▶ The problem: Write out the entries exactly, pictures excluded.

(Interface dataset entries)
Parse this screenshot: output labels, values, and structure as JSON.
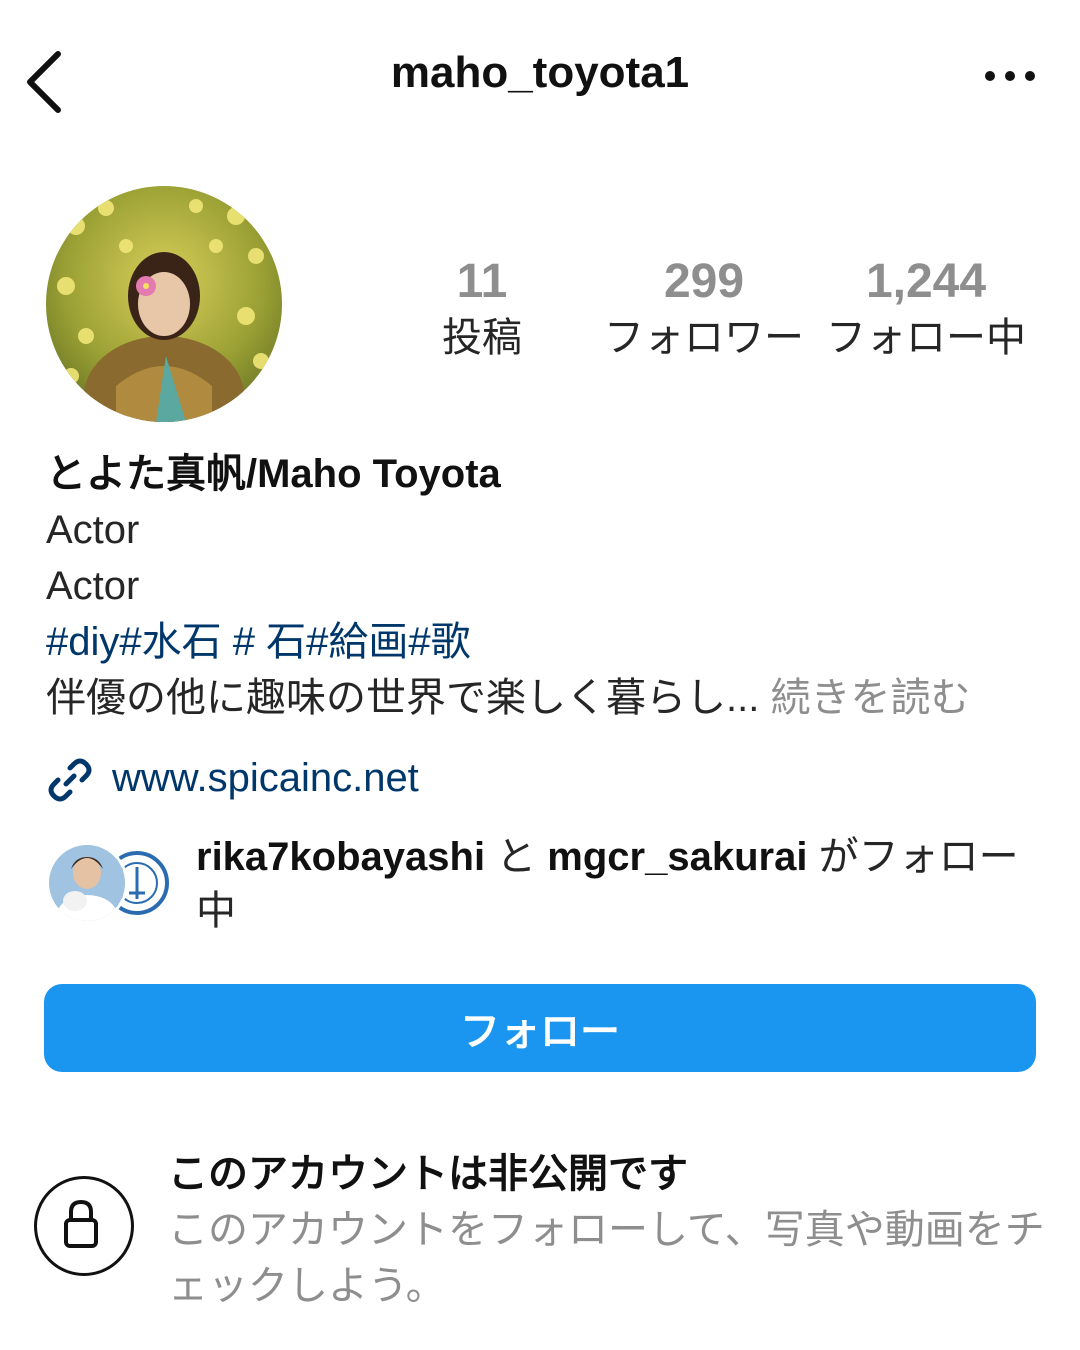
{
  "header": {
    "username": "maho_toyota1",
    "back_icon": "chevron-left-icon",
    "more_icon": "more-horizontal-icon"
  },
  "stats": {
    "posts": {
      "count": "11",
      "label": "投稿"
    },
    "followers": {
      "count": "299",
      "label": "フォロワー"
    },
    "following": {
      "count": "1,244",
      "label": "フォロー中"
    }
  },
  "bio": {
    "name": "とよた真帆/Maho Toyota",
    "line1": "Actor",
    "line2": "Actor",
    "hashtags": "#diy#水石 # 石#給画#歌",
    "description": "伴優の他に趣味の世界で楽しく暮らし...",
    "more_label": " 続きを読む",
    "link": "www.spicainc.net"
  },
  "followed_by": {
    "user1": "rika7kobayashi",
    "connector": " と ",
    "user2": "mgcr_sakurai",
    "suffix": " がフォロー中"
  },
  "follow_button": {
    "label": "フォロー"
  },
  "private": {
    "title": "このアカウントは非公開です",
    "description": "このアカウントをフォローして、写真や動画をチェックしよう。"
  },
  "colors": {
    "follow_button": "#1a96f0",
    "link": "#00376b",
    "muted": "#8e8e8e"
  }
}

▶ Completed exercise:
Parse this screenshot: output labels, values, and structure as JSON.
{
  "header": {
    "username": "maho_toyota1",
    "back_icon": "chevron-left-icon",
    "more_icon": "more-horizontal-icon"
  },
  "stats": {
    "posts": {
      "count": "11",
      "label": "投稿"
    },
    "followers": {
      "count": "299",
      "label": "フォロワー"
    },
    "following": {
      "count": "1,244",
      "label": "フォロー中"
    }
  },
  "bio": {
    "name": "とよた真帆/Maho Toyota",
    "line1": "Actor",
    "line2": "Actor",
    "hashtags": "#diy#水石 # 石#給画#歌",
    "description": "伴優の他に趣味の世界で楽しく暮らし...",
    "more_label": " 続きを読む",
    "link": "www.spicainc.net"
  },
  "followed_by": {
    "user1": "rika7kobayashi",
    "connector": " と ",
    "user2": "mgcr_sakurai",
    "suffix": " がフォロー中"
  },
  "follow_button": {
    "label": "フォロー"
  },
  "private": {
    "title": "このアカウントは非公開です",
    "description": "このアカウントをフォローして、写真や動画をチェックしよう。"
  },
  "colors": {
    "follow_button": "#1a96f0",
    "link": "#00376b",
    "muted": "#8e8e8e"
  }
}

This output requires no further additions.